Understanding Our Past And Present To Make A Better Future
Protecting history, identifying racism and enforcing good behaviour overlap when looking at issues of heritage. Following the emotional outcry of the Black Lives Matter movement, people continue to fight for basic freedoms and call out systemic racism experienced by black people. These contain an outcry for the greater acknowledgement of white supremacy, colonialism and imperialism. They join people globally who are subject to persecution due to their race, religion, ethnicity, sex or sexuality. Individuals, communities and civil society groups join a long history of civil justice initiatives.
“We need to build tools and skills which will enable greater reflexivity and, ultimately work towards decolonising our own lives”
Despite the power and energy of these movements, in Australia neoliberal development continues the commercialisation of Aboriginal land. There is a need for more than just a re-imagining of mining activity, but to operate with an acute awareness of a long history of injustice. This will begin to deconstruct and disempower institutions which continue the violent destruction of Aboriginal lives. Equally, more needs to be done to allow for forms of Indigenous governance to organically grow. As Brue Pascoe notes in his book Dark Emu continuing to build a future for Indigenous communities starts now.
‘“The opportunity to be involved in the future of the country will release Aboriginal people from some of the shackles of colonialism. The country will still be colonised… We will approach the idea of One Nation not by exclusion, by an inclusion that rarely gets mentioned: Aboriginal participation”’
Excerpt From: Bruce Pascoe. “Dark Emu”. Apple Books.
Working towards an autonomous, self-determined Aboriginal nation in Australia is the only way to empower these people on their own terms. This can begin a long process to find ways to transcend historical injustice; acknowledging violence and genocide.
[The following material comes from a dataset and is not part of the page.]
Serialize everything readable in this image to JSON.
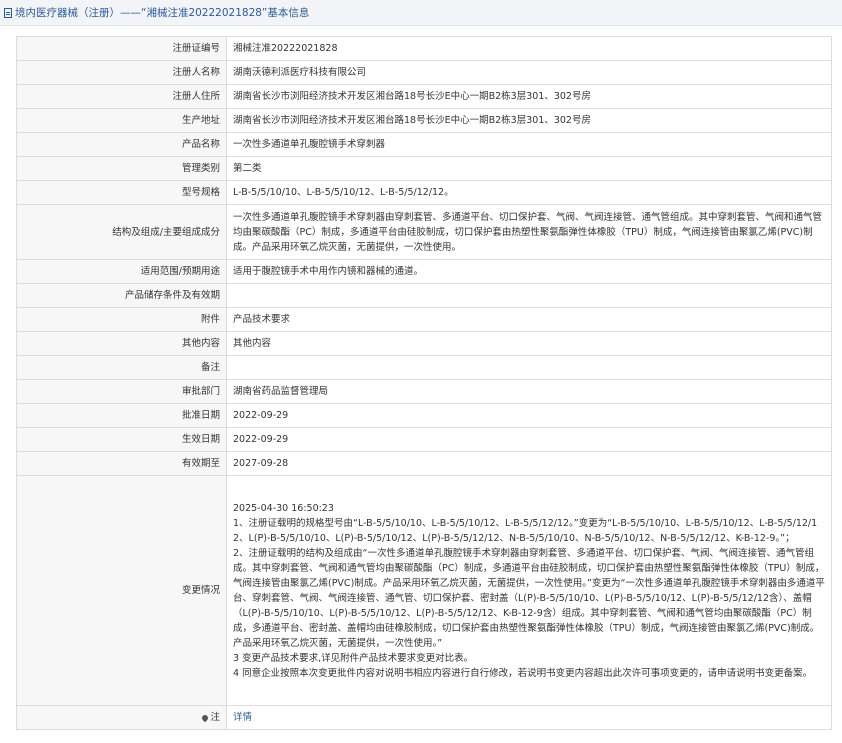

We need to build tools and skills which will enable greater reflexivity and, ultimately work towards decolonising our own lives.
Originally published at https://theowp.org on June 20, 2020.